> [Recorded information]:
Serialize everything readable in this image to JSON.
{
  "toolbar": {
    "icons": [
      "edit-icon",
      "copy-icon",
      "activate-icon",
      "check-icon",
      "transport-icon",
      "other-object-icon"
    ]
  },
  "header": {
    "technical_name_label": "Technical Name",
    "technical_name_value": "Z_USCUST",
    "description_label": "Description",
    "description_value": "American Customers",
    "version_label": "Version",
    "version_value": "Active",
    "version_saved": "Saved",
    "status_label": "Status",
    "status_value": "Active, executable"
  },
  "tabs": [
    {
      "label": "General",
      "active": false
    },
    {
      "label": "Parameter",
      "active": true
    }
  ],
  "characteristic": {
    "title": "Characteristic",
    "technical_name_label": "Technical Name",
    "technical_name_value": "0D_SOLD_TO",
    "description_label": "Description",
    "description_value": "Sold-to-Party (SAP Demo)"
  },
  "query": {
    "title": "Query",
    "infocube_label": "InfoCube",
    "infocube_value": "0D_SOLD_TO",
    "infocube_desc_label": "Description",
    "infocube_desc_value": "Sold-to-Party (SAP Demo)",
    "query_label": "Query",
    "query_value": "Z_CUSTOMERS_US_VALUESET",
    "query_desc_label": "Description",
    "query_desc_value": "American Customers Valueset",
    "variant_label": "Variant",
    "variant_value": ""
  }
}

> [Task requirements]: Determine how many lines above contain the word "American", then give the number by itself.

> [Result]: 2